The auto industry crisis hit the aftermarket in the top five European countries hard last year, slashing sector revenues by 9.3 billion euros or 2.7 percent as both volumes and unit prices fell, according to the London-based Datamonitor research firm.
Andrew Jackson, who follows the auto industry for Datamonitor, estimates that the crisis will lead to a shakeout of more than 15,000 of Europe's 906,000 aftermarket outlets by 2013 as smaller ones fail, merge or as chains pare the number of their service points.
A growing need to install more sophisticated machinery and hire expert mechanics as vehicles become more complex means that weaker outlets will find it increasingly difficult to stay in business, Datamonitor says.
“More skilled labor and more technical machinery is just all very costly,” says Jackson, Datamonitor's lead automotive analyst.
But Jackson says independent service chains stand to be clear winners from the auto-industry downturn.
“They traditionally undercut the prices of the automakers' service outlets, and savvy motorists are switching to them,” he said. “As such they should recover faster in the long run.”
Small repair shops with a neighbourhood identity also will do well if they are well capitalized and price competitive, he says, because many car owners are reluctant to drive far from home for service.
Despite the lingering effects of the recession, the aftermarket in the five biggest markets is set to grow 5.7 percent by 2013 to 204 billion euros, Datamonitor estimates.
Growing consumer confidence will boost sales and expand the total car parc by 6.4 percent to about 311 million units by 2013, the firm estimates.
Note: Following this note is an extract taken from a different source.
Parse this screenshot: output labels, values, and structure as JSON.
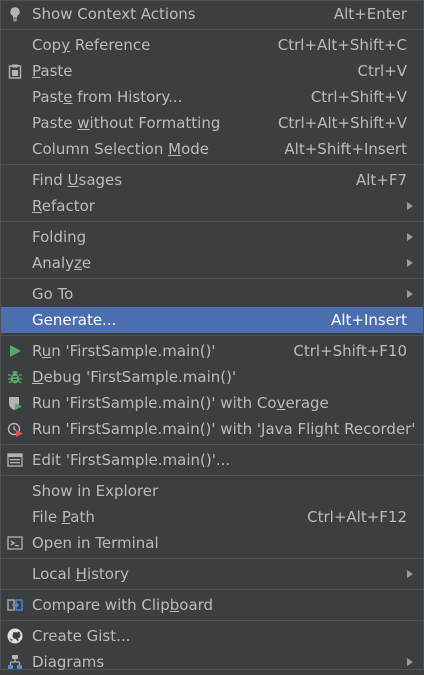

At the same time, parts sales are expected to increase by 6.3 percent to 126.4 billion euros while the demand for more skilled labor will increase shop-labor revenue by 4.9 percent to 78.5 billion euros.
“The largest amount of automakers' profit still comes from the aftermarket,” says Jackson. “It's the reason why most manufacturers are still alive.”